• _Problem details_:
Return the data below unaltered, but strip out the pictures.

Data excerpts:
☆ ☆ ☆ ☆ ☆ ☆ ☆

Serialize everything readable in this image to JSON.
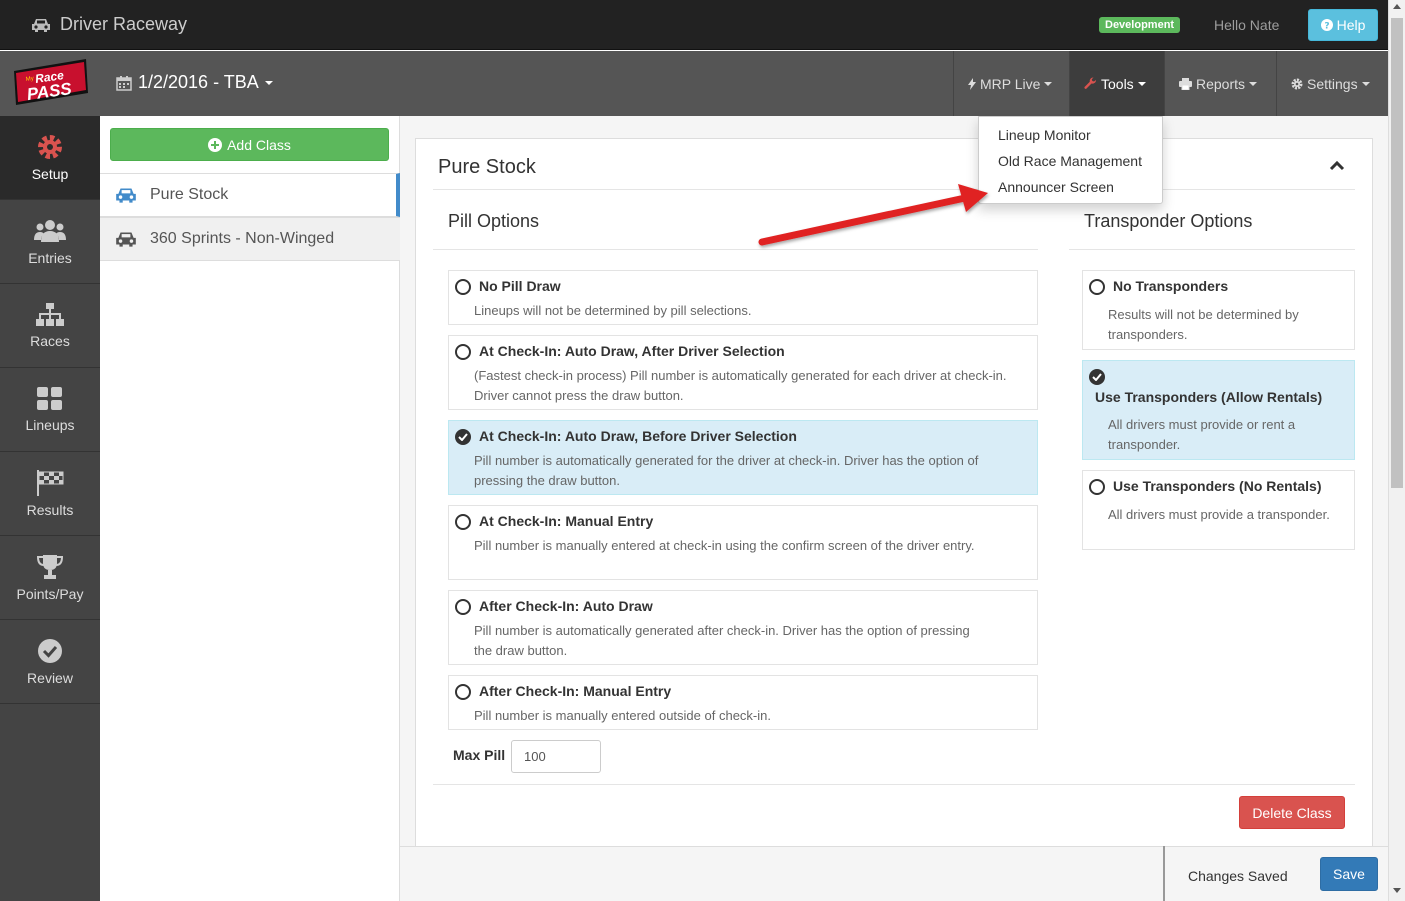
{
  "topbar": {
    "app_title": "Driver Raceway",
    "env_badge": "Development",
    "greeting": "Hello Nate",
    "help_label": "Help"
  },
  "navbar": {
    "logo_alt": "MyRacePass",
    "date_label": "1/2/2016 - TBA",
    "items": [
      {
        "label": "MRP Live",
        "icon": "bolt-icon"
      },
      {
        "label": "Tools",
        "icon": "wrench-icon"
      },
      {
        "label": "Reports",
        "icon": "print-icon"
      },
      {
        "label": "Settings",
        "icon": "gear-icon"
      }
    ]
  },
  "tools_menu": {
    "items": [
      "Lineup Monitor",
      "Old Race Management",
      "Announcer Screen"
    ]
  },
  "sidebar": {
    "items": [
      {
        "label": "Setup",
        "icon": "gear-icon",
        "active": true
      },
      {
        "label": "Entries",
        "icon": "users-icon"
      },
      {
        "label": "Races",
        "icon": "sitemap-icon"
      },
      {
        "label": "Lineups",
        "icon": "grid-icon"
      },
      {
        "label": "Results",
        "icon": "flag-icon"
      },
      {
        "label": "Points/Pay",
        "icon": "trophy-icon"
      },
      {
        "label": "Review",
        "icon": "check-circle-icon"
      }
    ]
  },
  "classes": {
    "add_label": "Add Class",
    "items": [
      {
        "label": "Pure Stock",
        "active": true
      },
      {
        "label": "360 Sprints - Non-Winged",
        "active": false
      }
    ]
  },
  "panel": {
    "title": "Pure Stock",
    "pill_title": "Pill Options",
    "pill_options": [
      {
        "title": "No Pill Draw",
        "desc": "Lineups will not be determined by pill selections."
      },
      {
        "title": "At Check-In: Auto Draw, After Driver Selection",
        "desc": "(Fastest check-in process) Pill number is automatically generated for each driver at check-in. Driver cannot press the draw button."
      },
      {
        "title": "At Check-In: Auto Draw, Before Driver Selection",
        "desc": "Pill number is automatically generated for the driver at check-in. Driver has the option of pressing the draw button.",
        "selected": true
      },
      {
        "title": "At Check-In: Manual Entry",
        "desc": "Pill number is manually entered at check-in using the confirm screen of the driver entry."
      },
      {
        "title": "After Check-In: Auto Draw",
        "desc": "Pill number is automatically generated after check-in. Driver has the option of pressing the draw button."
      },
      {
        "title": "After Check-In: Manual Entry",
        "desc": "Pill number is manually entered outside of check-in."
      }
    ],
    "max_pill_label": "Max Pill",
    "max_pill_value": "100",
    "transponder_title": "Transponder Options",
    "transponder_options": [
      {
        "title": "No Transponders",
        "desc": "Results will not be determined by transponders."
      },
      {
        "title": "Use Transponders (Allow Rentals)",
        "desc": "All drivers must provide or rent a transponder.",
        "selected": true
      },
      {
        "title": "Use Transponders (No Rentals)",
        "desc": "All drivers must provide a transponder."
      }
    ],
    "delete_label": "Delete Class"
  },
  "footer": {
    "status": "Changes Saved",
    "save_label": "Save"
  },
  "colors": {
    "accent_green": "#5cb85c",
    "accent_blue": "#337ab7",
    "danger": "#d9534f",
    "selected_bg": "#d9edf7",
    "arrow_red": "#e02020"
  }
}
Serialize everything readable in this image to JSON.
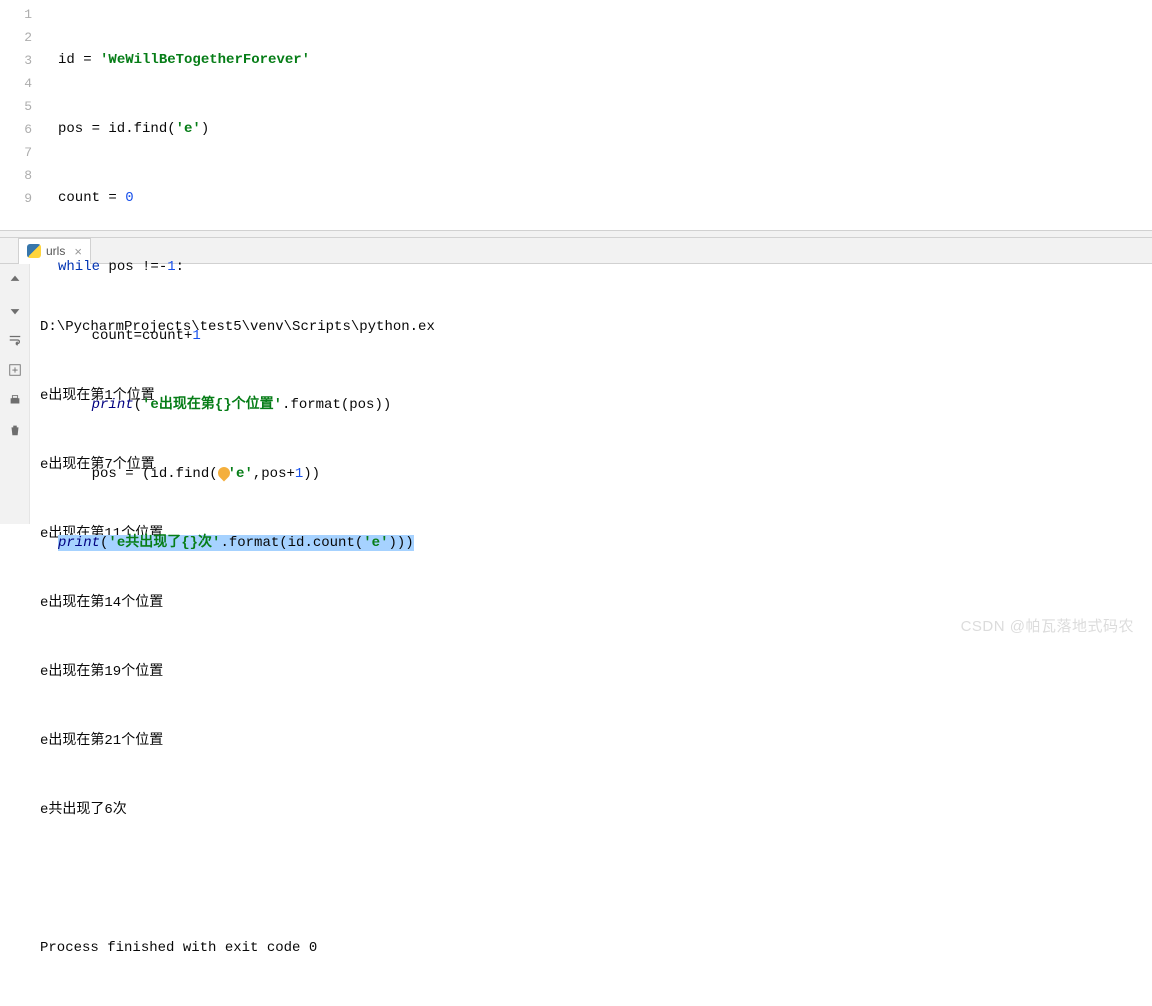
{
  "editor": {
    "lines": [
      "1",
      "2",
      "3",
      "4",
      "5",
      "6",
      "7",
      "8",
      "9"
    ],
    "code": {
      "l1": {
        "a": "id = ",
        "b": "'WeWillBeTogetherForever'"
      },
      "l2": {
        "a": "pos = id.find(",
        "b": "'e'",
        "c": ")"
      },
      "l3": {
        "a": "count = ",
        "b": "0"
      },
      "l4": {
        "a": "while",
        "b": " pos !=-",
        "c": "1",
        "d": ":"
      },
      "l5": {
        "a": "    count=count+",
        "b": "1"
      },
      "l6": {
        "a": "    ",
        "b": "print",
        "c": "(",
        "d": "'e出现在第{}个位置'",
        "e": ".format(pos))"
      },
      "l7": {
        "a": "    pos = (id.find(",
        "b": "'e'",
        "c": ",pos+",
        "d": "1",
        "e": "))"
      },
      "l8": {
        "a": "print",
        "b": "(",
        "c": "'e共出现了{}次'",
        "d": ".format(id.count(",
        "e": "'e'",
        "f": ")))"
      }
    }
  },
  "tab": {
    "label": "urls"
  },
  "console": {
    "path": "D:\\PycharmProjects\\test5\\venv\\Scripts\\python.ex",
    "out": [
      "e出现在第1个位置",
      "e出现在第7个位置",
      "e出现在第11个位置",
      "e出现在第14个位置",
      "e出现在第19个位置",
      "e出现在第21个位置",
      "e共出现了6次"
    ],
    "exit": "Process finished with exit code 0"
  },
  "watermark": "CSDN @帕瓦落地式码农"
}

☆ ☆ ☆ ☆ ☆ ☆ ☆

• _Your solution_:
Serialize everything readable in this image to JSON.
{
  "topbar": {
    "app_title": "Driver Raceway",
    "env_badge": "Development",
    "greeting": "Hello Nate",
    "help_label": "Help"
  },
  "navbar": {
    "logo_alt": "MyRacePass",
    "date_label": "1/2/2016 - TBA",
    "items": [
      {
        "label": "MRP Live",
        "icon": "bolt-icon"
      },
      {
        "label": "Tools",
        "icon": "wrench-icon"
      },
      {
        "label": "Reports",
        "icon": "print-icon"
      },
      {
        "label": "Settings",
        "icon": "gear-icon"
      }
    ]
  },
  "tools_menu": {
    "items": [
      "Lineup Monitor",
      "Old Race Management",
      "Announcer Screen"
    ]
  },
  "sidebar": {
    "items": [
      {
        "label": "Setup",
        "icon": "gear-icon",
        "active": true
      },
      {
        "label": "Entries",
        "icon": "users-icon"
      },
      {
        "label": "Races",
        "icon": "sitemap-icon"
      },
      {
        "label": "Lineups",
        "icon": "grid-icon"
      },
      {
        "label": "Results",
        "icon": "flag-icon"
      },
      {
        "label": "Points/Pay",
        "icon": "trophy-icon"
      },
      {
        "label": "Review",
        "icon": "check-circle-icon"
      }
    ]
  },
  "classes": {
    "add_label": "Add Class",
    "items": [
      {
        "label": "Pure Stock",
        "active": true
      },
      {
        "label": "360 Sprints - Non-Winged",
        "active": false
      }
    ]
  },
  "panel": {
    "title": "Pure Stock",
    "pill_title": "Pill Options",
    "pill_options": [
      {
        "title": "No Pill Draw",
        "desc": "Lineups will not be determined by pill selections."
      },
      {
        "title": "At Check-In: Auto Draw, After Driver Selection",
        "desc": "(Fastest check-in process) Pill number is automatically generated for each driver at check-in. Driver cannot press the draw button."
      },
      {
        "title": "At Check-In: Auto Draw, Before Driver Selection",
        "desc": "Pill number is automatically generated for the driver at check-in. Driver has the option of pressing the draw button.",
        "selected": true
      },
      {
        "title": "At Check-In: Manual Entry",
        "desc": "Pill number is manually entered at check-in using the confirm screen of the driver entry."
      },
      {
        "title": "After Check-In: Auto Draw",
        "desc": "Pill number is automatically generated after check-in. Driver has the option of pressing the draw button."
      },
      {
        "title": "After Check-In: Manual Entry",
        "desc": "Pill number is manually entered outside of check-in."
      }
    ],
    "max_pill_label": "Max Pill",
    "max_pill_value": "100",
    "transponder_title": "Transponder Options",
    "transponder_options": [
      {
        "title": "No Transponders",
        "desc": "Results will not be determined by transponders."
      },
      {
        "title": "Use Transponders (Allow Rentals)",
        "desc": "All drivers must provide or rent a transponder.",
        "selected": true
      },
      {
        "title": "Use Transponders (No Rentals)",
        "desc": "All drivers must provide a transponder."
      }
    ],
    "delete_label": "Delete Class"
  },
  "footer": {
    "status": "Changes Saved",
    "save_label": "Save"
  },
  "colors": {
    "accent_green": "#5cb85c",
    "accent_blue": "#337ab7",
    "danger": "#d9534f",
    "selected_bg": "#d9edf7",
    "arrow_red": "#e02020"
  }
}
Serialize everything readable in this image to JSON.
{
  "editor": {
    "lines": [
      "1",
      "2",
      "3",
      "4",
      "5",
      "6",
      "7",
      "8",
      "9"
    ],
    "code": {
      "l1": {
        "a": "id = ",
        "b": "'WeWillBeTogetherForever'"
      },
      "l2": {
        "a": "pos = id.find(",
        "b": "'e'",
        "c": ")"
      },
      "l3": {
        "a": "count = ",
        "b": "0"
      },
      "l4": {
        "a": "while",
        "b": " pos !=-",
        "c": "1",
        "d": ":"
      },
      "l5": {
        "a": "    count=count+",
        "b": "1"
      },
      "l6": {
        "a": "    ",
        "b": "print",
        "c": "(",
        "d": "'e出现在第{}个位置'",
        "e": ".format(pos))"
      },
      "l7": {
        "a": "    pos = (id.find(",
        "b": "'e'",
        "c": ",pos+",
        "d": "1",
        "e": "))"
      },
      "l8": {
        "a": "print",
        "b": "(",
        "c": "'e共出现了{}次'",
        "d": ".format(id.count(",
        "e": "'e'",
        "f": ")))"
      }
    }
  },
  "tab": {
    "label": "urls"
  },
  "console": {
    "path": "D:\\PycharmProjects\\test5\\venv\\Scripts\\python.ex",
    "out": [
      "e出现在第1个位置",
      "e出现在第7个位置",
      "e出现在第11个位置",
      "e出现在第14个位置",
      "e出现在第19个位置",
      "e出现在第21个位置",
      "e共出现了6次"
    ],
    "exit": "Process finished with exit code 0"
  },
  "watermark": "CSDN @帕瓦落地式码农"
}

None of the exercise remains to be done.